The NETFLIX of Fitness?
There isn’t one, yet. Got a hunch who that company will be? There are plenty of companies that are synonymous with exercise, mostly the ubiquitous gear that even people who wouldn’t be caught dead on a jogging path sport. Shoes: Nike, clothing: Under Armour, yoga wear: Lululemon. But it’s anybody’s guess which company will step up and lay claim to the growing number of people who rely on anywhere, anytime workout videos. Who will be top dog? On demand workouts are in demand, and while we are familiar with fitness companies who offer online content, there doesn’t appear to be a single standout poised to become the giant in this marketplace that becoming more lucrative every day.

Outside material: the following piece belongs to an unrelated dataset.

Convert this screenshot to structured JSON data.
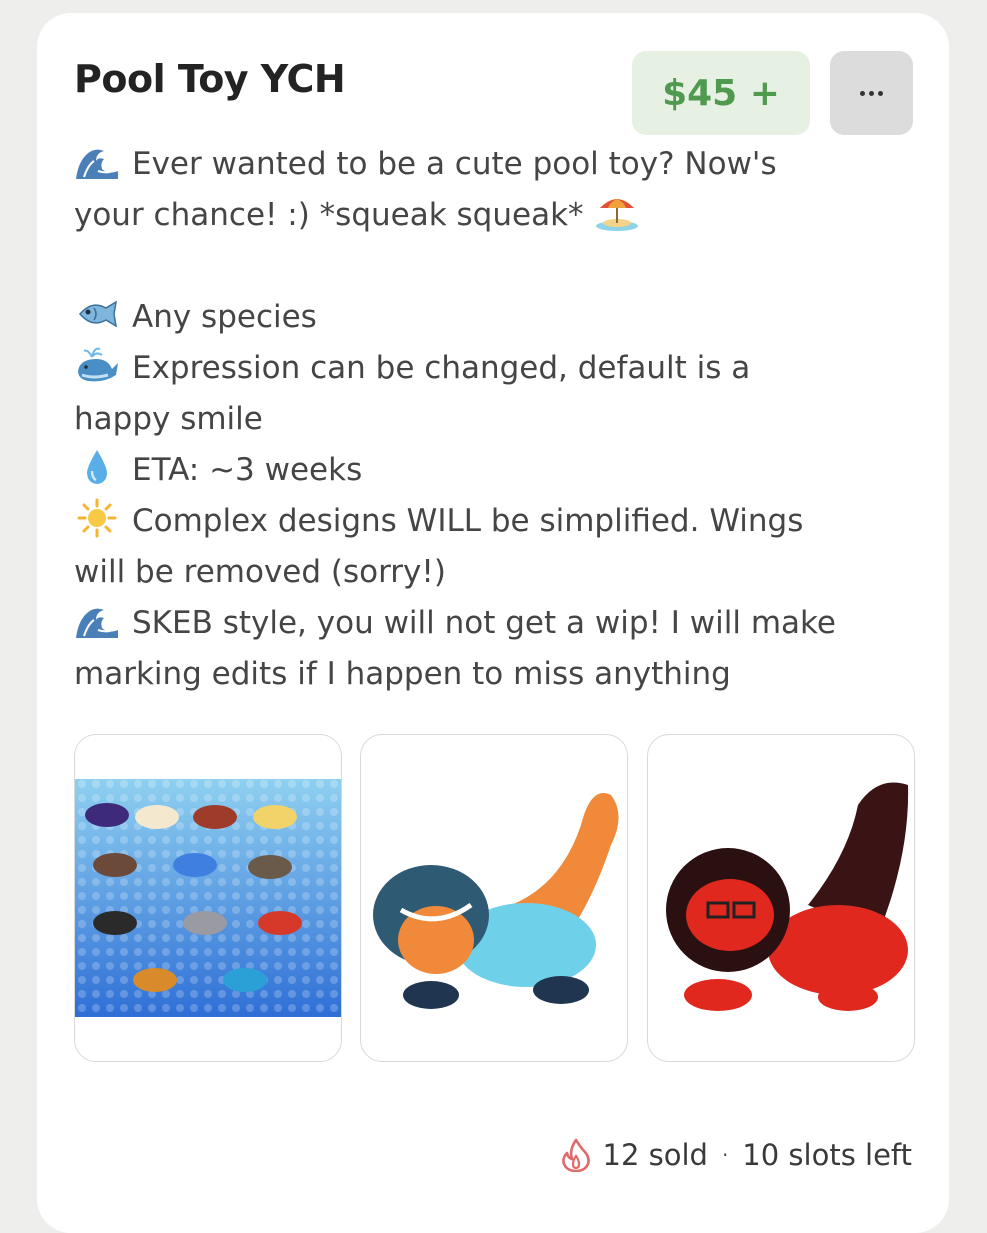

What about those who haven’t tested the waters yet? Could any of them become the Netflix of fitness? To any fitness company still asking the question, “Is it time to stream our brand?” The answer is a resounding ‘Yes’. The world population is over 7 Billion, and InternetWorldStatistics reports 46.6% of the world’s population is currently online and internet dependency is climbing at a steady rate. The U.S. Census Bureau data shows that over 50% of the world is under the age of 30, so it’s easy to see how consumer expectation is evolving right along with the modern digital world. Still while the promise of the younger demographic is enticing, they’re not the whole story. Online commerce is being embraced by more and more senior citizens. Scott Public Relations who tracks health care, insurance, and technology, put it succinctly in a recent article, “Older Americans are going online and using the internet with greater frequency, but are largely an ignored demographic.” So there’s expansion for people young and old and more people are looking to find more ways to fight the battle of the bulge.

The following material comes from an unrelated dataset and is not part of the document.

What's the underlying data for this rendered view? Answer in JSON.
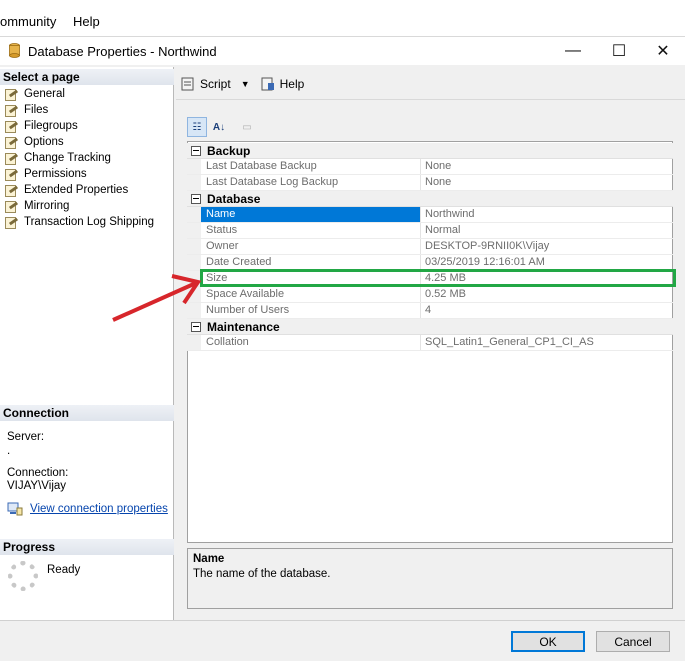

So whatever age demographic a fitness company is targeting, the answer is the same: if their workouts aren’t streaming it’s time to revisit their business plan and find the best way to reach customers online. Entrepreneur recommends that businesses routinely revise their business plans to reinvigorate their companies, and they recommend part of that endeavour be “Taking a look at your peers to see where your industry is going.” This couldn’t be more relevant than in the fitness business. If a company still offers workouts via DVD, it’s time to find an exit strategy for that delivery method. Technology expert Trevor Long joins the voices that say the smartphone is killing the DVD player just as soundly as it killed the CD player and the low-end camera. Try to buy a state of the art television with a DVD player, and you’ll agree with Trevor. Bobby Parsa, CEO of WebVDEO tells clients, “It’s fair to say, it is critical for companies to stream any visual content that they have online. It isn’t just an added perk anymore. The Technological Age is here, and businesses that don’t have online content are becoming obsolete.”

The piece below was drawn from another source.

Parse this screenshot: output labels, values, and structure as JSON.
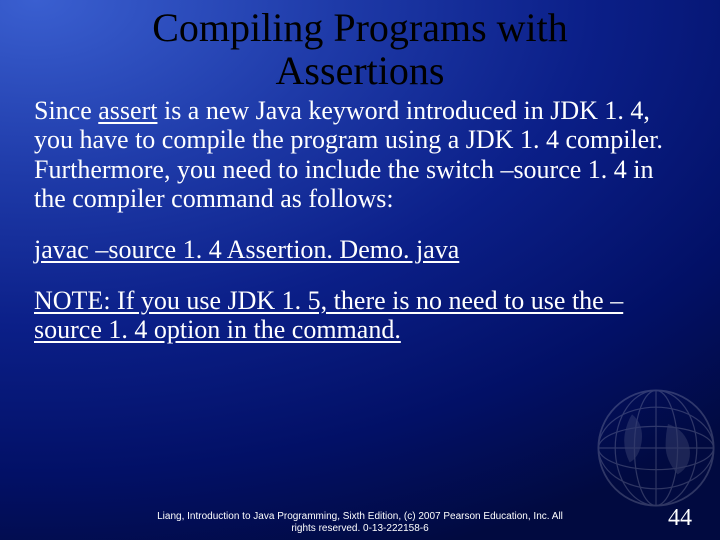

In preparation for taking an exercise brand online, there are a variety of platform and revenue stream options. Delivering workout and lifestyle video content through a paid online subscriber platform like Gaiam has with their online TV station Gaia is probably the most comprehensive offering launched by an established health and wellness brand. But there’s the option to offer free content like BeFit where the bottom line relies on advertising dollars that come along with viewership. Another business model is the blended offerings of Wello where subscribers can choose their trainer and book a session one-on-one, or sign up for small group classes for about half the price.
In fitness, unlike say book publishing, online doesn’t mean gyms will be a thing of the past. Whoever takes the top spot of online fitness and brings anywhere anytime fitness to the masses won’t necessarily signal the demise of brick and mortar gyms. Of the 54 million gym members in 2015, almost 80% say they supplement their gym workouts with in-home fitness videos. Last year CBS News reported that the amount of video streaming the average person was doing on a regular basis was increasing at around 60% over the year before, and that fitness app downloads were up 87% over all other apps. This year that trend continues. Destination gyms compliment online workouts nicely and vice versa.
So for fitness companies looking to take their brands into cyberspace, there is no downside to updating your business plan to make that happen. Your consumer still wants the same thing they always have from a good workout: Effective, motivational, targeted, and easy to follow—and they’re most likely online right now. So go get em. Come online, the stream(ing)’s fine!